A Darker Shade Of Pink

Universally Speaking

While out this weekend, someone started talking to me about The Universe. It was a dude just trying to impress me, but I’m elitist and pretentious and if you want to talk about the universe, then okay, let’s talk about the universe.

However, I think the real story here is that if you’re trying to impress me, it’s already too late to try to date me.

I need good banter. I need snappy My Girl, Friday kind of quips. I need some Woody Allen-esque, Diablo Cody-ish, Marx brothers-quick bon mots. And if you can’t keep up with me and you don’t even wear horn-rimmed glasses (my weakness), then step aside.

“Like, everyone gets upset over stupid s**t, you know? Okay, you don’t have Siri on your phone, but there are people dying other places, you know?” This guy nods to himself, he totally agrees with what he’s saying, and he’s breathing all over me and I’m trying desperately to find a pocket of air that isn’t either Marlboro flavored or just his CO2. He goes on, “The universe is huge and it’s expanding. People seem to forget that. They forget about everyone else. People are selfish.”

I really thought we’d be talking about The Universe in a Stephen Hawking kind of way, so imagine my disappointment. I didn’t want to talk about people dying at this bar any more than this guy probably wanted to talk about my menstrual cycle.

“When I was in India,” he mouth breathes on me some more and by this time, I’m losing consciousness practically from the lack of oxygen, “I learned a lot about what it takes to really be a man, you know? I learned what it means to be human. You have to really go to Mumbai.”

I have no idea if I’m even in 2012 anymore, because I feel like I was sucked into a party on a college campus in 1974.

“You really must join the Peace Corps or you’ll never fully grasp the meaning of life. Have you heard the new Neil Young?”

He takes a swig of his PBR and mouth breathes once more for good measure. “Really, you have to get in to dharma, too,” he tells me, out of nowhere.
“Right,” I say.

“I mean it,” he blows his smoke through his nose, “And look up at the night sky more. Find the constellations. Point them out. You’ll see that you’re so small. So insignificant, you know? That there’s really no free will. Just fate.”

I laugh, not at the idea, but at the fact that he’s trying so hard, and accidentally inhale his smoke, so it turns into a cough.

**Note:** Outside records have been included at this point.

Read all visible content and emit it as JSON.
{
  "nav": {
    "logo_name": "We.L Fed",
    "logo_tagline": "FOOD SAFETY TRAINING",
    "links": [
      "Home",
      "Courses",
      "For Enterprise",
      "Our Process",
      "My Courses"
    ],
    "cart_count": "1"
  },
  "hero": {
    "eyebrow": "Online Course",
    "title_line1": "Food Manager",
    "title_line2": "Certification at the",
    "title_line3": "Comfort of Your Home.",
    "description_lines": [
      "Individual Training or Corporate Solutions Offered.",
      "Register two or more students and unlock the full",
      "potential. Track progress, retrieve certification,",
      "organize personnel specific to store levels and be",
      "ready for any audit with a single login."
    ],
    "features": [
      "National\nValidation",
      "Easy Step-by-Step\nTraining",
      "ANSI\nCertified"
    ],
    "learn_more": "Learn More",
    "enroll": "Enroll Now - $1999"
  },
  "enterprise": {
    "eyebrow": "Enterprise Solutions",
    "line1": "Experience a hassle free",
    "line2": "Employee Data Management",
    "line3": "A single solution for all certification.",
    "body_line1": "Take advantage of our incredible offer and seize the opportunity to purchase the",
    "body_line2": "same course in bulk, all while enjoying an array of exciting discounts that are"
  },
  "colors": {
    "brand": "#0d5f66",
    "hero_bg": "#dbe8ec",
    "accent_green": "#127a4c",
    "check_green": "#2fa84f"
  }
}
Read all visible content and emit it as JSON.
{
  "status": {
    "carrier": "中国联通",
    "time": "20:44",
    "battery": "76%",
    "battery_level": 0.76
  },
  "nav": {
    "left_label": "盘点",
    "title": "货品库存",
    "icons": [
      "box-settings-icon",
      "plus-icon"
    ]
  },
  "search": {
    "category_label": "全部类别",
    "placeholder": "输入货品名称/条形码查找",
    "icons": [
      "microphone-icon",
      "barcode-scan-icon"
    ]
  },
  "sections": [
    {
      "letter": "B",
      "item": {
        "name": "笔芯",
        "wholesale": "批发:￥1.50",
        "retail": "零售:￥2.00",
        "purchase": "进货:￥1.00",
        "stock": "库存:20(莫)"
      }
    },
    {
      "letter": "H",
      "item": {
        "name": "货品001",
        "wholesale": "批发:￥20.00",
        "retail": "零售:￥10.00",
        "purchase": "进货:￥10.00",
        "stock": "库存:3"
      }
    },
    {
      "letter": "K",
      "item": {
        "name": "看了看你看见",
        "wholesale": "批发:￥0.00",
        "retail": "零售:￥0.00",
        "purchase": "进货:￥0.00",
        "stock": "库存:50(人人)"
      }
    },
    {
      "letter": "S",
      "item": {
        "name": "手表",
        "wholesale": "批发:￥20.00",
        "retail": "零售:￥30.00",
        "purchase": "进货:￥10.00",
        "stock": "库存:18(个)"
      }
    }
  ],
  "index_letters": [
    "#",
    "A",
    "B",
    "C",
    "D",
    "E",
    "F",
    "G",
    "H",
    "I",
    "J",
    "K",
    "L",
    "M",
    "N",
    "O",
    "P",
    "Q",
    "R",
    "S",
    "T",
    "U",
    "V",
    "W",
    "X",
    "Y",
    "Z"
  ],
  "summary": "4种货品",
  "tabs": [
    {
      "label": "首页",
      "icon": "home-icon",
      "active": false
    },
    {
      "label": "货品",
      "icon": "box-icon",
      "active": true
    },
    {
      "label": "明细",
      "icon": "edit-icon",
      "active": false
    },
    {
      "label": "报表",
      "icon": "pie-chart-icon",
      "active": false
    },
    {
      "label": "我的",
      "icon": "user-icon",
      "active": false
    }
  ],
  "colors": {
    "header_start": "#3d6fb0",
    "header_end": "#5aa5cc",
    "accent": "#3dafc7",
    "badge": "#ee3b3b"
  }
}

“What’s so funny? How is the galaxy funny?” he asks accusingly. Finally. Asking me something, but as it pertains to him.

“I just think, that, yeah, the universe is really infinite and huge and people do forget that they are just one person part of one planet, but really, we’re all connected. Every little thing we do matters in some way.”

The guy nods, “Exactly. I knew you were smart. I could tell by your bangs,” he says. As if this makes sense, that my bangs should hold all my education and power. He adds, “The universe is vast and only getting bigger.”

He doesn’t seem to know much, this all sounds very rehearsed, and I’m running low on oxygen and patience. I press on, “Yeah, the universe is always expanding, but I have to think, if the universe is constantly expanding, what the hell is that doing to my ass?”

He blinks and flicks his cigarette away and I try to take a deep breath before he lights another one and I have to stop breathing again, “I don’t get it,” he says and takes another cigarette from the pack as I roll my eyes involuntarily.

I politely excuse myself and find a place at the outside bar where I can get some fresh air and check out the stars.